This report is an updated review of each U.S. state’s voting rights laws as they relate to payment of court fines, fees, and restitution.
In North Carolina, roughly 70,000 individuals are prohibited from voting because they have a prior felony conviction, and in many cases individuals are disenfranchised solely because of their inability to …
The UCLA Criminal Justice Law Review (CJLR) has partnered with the Criminal Justice Policy Program at Harvard Law School to publish works from the Progressing Reform of Fees and Fines …
This policy brief discusses the history and issues of court fines and fees nationally and specifically in Illinois.
This report analyzes state voting laws to show how fines and fees are used to determine if a person can regain the right to vote after getting convicted of a felony.
Background: Beginning in 1838, Florida’s constitution allowed the legislature to disenfranchise felons. Effective January 8, 2019, Amendment 4 of the Florida constitution added a provision automatically restoring the voting rights …
Felony convictions and court debt have become barriers to restoring voting rights for millions of people living in the U.S. This report provides a history of poll taxes and explains how felony disenfranchisement serves as a barrier perpetuating the same inequality-producing results: African-Americans and poor people lose the right to vote and struggle to regain voting rights at disproportionate rates.

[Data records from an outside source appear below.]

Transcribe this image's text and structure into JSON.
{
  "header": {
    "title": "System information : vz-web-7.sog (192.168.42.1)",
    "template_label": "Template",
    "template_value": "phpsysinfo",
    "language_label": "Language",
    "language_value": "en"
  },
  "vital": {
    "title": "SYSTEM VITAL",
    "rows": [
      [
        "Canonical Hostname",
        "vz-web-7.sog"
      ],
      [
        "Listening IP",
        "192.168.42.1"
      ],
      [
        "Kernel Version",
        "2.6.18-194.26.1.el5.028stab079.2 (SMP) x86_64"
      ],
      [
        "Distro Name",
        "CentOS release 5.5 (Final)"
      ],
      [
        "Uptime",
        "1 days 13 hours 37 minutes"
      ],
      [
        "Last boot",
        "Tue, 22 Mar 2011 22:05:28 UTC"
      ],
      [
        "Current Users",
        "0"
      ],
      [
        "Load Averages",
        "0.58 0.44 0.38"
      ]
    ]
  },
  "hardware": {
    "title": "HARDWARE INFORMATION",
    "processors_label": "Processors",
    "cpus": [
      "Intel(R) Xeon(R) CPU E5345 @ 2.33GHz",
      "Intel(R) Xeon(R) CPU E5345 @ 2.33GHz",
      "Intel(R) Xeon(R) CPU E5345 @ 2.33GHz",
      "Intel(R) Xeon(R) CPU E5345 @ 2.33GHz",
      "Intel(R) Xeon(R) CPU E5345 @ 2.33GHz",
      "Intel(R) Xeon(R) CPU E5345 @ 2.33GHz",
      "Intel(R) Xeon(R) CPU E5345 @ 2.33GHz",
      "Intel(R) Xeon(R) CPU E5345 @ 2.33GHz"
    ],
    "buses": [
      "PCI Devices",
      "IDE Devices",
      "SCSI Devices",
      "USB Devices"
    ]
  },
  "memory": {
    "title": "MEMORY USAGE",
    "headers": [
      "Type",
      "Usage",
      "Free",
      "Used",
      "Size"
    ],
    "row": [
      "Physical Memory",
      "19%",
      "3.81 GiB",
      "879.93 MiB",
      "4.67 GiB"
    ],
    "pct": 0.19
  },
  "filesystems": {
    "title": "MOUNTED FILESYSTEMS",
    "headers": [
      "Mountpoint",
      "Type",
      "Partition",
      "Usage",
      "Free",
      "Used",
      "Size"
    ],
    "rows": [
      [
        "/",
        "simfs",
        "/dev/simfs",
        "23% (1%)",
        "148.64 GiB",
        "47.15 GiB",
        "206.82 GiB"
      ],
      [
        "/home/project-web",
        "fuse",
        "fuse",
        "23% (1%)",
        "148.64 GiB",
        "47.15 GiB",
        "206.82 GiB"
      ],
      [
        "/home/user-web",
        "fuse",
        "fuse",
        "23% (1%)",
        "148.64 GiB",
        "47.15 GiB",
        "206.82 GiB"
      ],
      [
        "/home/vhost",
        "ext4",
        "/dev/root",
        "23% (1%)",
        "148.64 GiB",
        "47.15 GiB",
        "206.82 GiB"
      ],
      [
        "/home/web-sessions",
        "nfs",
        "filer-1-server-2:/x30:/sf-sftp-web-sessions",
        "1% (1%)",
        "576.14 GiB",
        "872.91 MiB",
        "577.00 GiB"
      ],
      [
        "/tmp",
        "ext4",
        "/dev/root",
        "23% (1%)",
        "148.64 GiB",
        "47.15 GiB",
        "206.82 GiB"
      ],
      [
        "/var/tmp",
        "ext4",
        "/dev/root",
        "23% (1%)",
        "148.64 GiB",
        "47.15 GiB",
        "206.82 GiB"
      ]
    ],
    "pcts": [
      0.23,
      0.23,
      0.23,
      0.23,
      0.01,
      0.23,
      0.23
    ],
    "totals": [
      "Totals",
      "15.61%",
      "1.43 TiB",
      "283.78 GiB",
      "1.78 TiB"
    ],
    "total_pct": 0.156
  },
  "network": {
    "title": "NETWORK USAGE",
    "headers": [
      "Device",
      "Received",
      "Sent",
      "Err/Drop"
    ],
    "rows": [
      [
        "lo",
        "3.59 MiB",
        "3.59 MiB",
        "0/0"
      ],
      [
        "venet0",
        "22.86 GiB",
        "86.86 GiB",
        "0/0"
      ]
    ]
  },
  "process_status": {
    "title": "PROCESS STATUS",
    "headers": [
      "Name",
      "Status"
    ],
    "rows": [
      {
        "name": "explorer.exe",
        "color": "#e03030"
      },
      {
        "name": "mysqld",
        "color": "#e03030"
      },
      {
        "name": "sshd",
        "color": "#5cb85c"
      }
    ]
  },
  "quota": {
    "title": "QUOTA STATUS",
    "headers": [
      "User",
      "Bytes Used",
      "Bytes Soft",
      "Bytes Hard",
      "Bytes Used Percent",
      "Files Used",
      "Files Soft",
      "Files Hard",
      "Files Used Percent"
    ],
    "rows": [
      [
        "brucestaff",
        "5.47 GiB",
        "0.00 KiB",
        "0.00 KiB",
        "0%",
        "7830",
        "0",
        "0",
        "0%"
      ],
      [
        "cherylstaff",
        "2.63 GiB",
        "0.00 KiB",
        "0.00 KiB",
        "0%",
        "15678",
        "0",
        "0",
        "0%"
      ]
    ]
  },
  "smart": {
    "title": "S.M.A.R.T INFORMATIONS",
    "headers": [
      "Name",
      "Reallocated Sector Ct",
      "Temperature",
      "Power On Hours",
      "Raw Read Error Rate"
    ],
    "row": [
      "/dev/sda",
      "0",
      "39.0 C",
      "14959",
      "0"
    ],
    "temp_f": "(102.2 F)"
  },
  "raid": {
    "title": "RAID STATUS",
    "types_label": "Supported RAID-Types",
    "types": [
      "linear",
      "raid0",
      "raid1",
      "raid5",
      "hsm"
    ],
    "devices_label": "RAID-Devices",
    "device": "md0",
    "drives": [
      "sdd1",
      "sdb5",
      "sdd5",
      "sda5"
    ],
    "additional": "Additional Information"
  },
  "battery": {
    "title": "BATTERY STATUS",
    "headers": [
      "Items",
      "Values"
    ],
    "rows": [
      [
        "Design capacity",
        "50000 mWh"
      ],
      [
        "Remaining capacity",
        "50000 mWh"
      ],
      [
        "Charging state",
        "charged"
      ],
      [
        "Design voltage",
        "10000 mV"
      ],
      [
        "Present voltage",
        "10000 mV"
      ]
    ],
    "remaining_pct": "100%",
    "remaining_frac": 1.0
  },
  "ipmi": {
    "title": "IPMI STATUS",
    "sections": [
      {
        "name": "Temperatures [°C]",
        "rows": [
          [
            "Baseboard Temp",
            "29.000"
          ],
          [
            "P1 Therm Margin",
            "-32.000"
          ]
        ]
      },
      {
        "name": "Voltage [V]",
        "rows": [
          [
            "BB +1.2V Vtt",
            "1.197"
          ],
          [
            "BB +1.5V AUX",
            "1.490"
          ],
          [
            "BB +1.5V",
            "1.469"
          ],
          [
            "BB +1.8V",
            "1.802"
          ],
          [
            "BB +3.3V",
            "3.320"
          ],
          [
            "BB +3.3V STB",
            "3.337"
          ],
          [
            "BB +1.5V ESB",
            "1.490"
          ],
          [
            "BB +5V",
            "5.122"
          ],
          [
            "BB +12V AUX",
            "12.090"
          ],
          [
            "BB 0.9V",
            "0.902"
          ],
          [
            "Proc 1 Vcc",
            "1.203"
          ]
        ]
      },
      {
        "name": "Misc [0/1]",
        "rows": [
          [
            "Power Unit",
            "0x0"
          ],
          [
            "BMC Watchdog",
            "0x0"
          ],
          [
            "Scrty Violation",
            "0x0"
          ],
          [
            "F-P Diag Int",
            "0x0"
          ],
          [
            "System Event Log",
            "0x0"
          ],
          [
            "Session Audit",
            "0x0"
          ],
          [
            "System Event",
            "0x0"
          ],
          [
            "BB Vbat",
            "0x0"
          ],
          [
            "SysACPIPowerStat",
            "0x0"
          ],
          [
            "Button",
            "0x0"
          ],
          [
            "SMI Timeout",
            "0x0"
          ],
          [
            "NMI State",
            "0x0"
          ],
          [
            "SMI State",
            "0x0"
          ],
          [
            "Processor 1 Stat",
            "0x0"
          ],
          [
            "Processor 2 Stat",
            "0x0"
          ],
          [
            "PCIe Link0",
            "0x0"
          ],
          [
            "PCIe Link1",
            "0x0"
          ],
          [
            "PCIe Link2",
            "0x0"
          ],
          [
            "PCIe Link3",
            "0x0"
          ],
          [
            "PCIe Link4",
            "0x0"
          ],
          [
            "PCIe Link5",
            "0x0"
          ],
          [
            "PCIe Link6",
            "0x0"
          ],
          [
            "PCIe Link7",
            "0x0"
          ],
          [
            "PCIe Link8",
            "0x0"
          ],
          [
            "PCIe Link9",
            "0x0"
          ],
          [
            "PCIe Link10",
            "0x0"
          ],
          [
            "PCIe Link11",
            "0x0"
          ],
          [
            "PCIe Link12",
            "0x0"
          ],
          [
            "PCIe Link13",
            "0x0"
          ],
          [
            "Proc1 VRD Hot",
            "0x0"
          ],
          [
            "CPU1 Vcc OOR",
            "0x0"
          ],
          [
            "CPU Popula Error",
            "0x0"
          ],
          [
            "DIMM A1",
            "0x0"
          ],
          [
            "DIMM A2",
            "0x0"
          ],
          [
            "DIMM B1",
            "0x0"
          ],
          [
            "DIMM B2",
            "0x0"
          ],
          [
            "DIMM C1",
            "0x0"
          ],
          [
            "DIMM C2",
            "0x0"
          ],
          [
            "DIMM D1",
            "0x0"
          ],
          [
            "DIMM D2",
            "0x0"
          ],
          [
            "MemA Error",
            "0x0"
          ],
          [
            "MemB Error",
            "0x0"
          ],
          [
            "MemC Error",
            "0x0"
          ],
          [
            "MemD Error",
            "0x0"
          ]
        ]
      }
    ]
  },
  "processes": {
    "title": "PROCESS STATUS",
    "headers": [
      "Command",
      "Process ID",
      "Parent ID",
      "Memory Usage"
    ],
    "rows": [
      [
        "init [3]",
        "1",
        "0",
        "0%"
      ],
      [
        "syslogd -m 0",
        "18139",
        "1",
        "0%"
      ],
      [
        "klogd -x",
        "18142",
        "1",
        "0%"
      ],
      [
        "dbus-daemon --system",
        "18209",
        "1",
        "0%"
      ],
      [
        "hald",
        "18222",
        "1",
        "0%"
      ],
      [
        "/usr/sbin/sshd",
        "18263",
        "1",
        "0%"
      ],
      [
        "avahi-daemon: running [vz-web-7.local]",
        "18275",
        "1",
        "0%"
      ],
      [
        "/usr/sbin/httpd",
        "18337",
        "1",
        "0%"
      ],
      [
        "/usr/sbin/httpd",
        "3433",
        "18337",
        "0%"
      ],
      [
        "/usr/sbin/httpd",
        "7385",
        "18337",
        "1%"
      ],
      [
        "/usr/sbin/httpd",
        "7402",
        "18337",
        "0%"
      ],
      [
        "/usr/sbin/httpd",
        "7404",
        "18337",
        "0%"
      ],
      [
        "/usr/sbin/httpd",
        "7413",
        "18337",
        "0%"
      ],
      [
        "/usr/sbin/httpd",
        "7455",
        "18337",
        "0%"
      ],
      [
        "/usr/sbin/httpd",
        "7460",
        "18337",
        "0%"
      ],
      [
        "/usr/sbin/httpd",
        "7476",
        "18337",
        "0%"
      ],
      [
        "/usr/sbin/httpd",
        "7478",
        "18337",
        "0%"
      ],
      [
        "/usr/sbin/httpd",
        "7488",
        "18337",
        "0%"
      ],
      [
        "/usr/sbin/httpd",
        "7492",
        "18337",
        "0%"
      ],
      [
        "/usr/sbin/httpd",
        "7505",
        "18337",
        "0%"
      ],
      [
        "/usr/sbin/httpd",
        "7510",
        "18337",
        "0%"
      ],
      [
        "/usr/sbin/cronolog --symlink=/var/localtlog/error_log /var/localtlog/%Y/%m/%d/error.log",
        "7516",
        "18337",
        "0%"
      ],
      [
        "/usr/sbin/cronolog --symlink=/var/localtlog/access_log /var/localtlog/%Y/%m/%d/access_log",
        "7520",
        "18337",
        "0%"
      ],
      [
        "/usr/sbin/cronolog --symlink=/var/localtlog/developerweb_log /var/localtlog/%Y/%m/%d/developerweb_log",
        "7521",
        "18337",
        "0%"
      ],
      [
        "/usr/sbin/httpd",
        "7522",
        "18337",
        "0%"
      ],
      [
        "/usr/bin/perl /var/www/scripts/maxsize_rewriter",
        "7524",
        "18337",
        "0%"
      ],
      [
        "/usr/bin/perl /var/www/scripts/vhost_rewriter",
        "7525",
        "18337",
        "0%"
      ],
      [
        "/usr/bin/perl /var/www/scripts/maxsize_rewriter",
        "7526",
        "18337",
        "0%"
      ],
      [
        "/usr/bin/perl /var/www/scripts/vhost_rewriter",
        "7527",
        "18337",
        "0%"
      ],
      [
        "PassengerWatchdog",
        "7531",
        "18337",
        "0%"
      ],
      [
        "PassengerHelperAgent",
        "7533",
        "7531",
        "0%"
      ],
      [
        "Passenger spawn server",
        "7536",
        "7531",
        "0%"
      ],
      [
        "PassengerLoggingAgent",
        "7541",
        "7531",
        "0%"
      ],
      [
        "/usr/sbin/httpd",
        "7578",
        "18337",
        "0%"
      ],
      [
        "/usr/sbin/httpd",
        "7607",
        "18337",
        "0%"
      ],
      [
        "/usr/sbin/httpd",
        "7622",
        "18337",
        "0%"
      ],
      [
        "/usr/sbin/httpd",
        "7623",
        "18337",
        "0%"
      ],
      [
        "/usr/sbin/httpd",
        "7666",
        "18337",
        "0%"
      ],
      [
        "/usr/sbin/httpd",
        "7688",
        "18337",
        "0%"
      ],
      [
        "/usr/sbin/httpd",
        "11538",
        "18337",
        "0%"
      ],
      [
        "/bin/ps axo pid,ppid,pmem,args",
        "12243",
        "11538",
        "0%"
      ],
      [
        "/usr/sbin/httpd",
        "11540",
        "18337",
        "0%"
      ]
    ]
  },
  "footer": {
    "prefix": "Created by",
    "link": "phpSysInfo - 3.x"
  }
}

This report examines in detail the collateral consequences of Alabama’s court debt system and explores the ways in which it undermines public safety and drives the state’s racial wealth divide.
FFJC Co-Director Joanna Weiss participated in a Smart on Crime Innovations Conference panel about eliminating “user fees” in the justice system.
The American Bar Association developed ten guidelines to ensure that fines and fees do not punish people disproportionately for their poverty.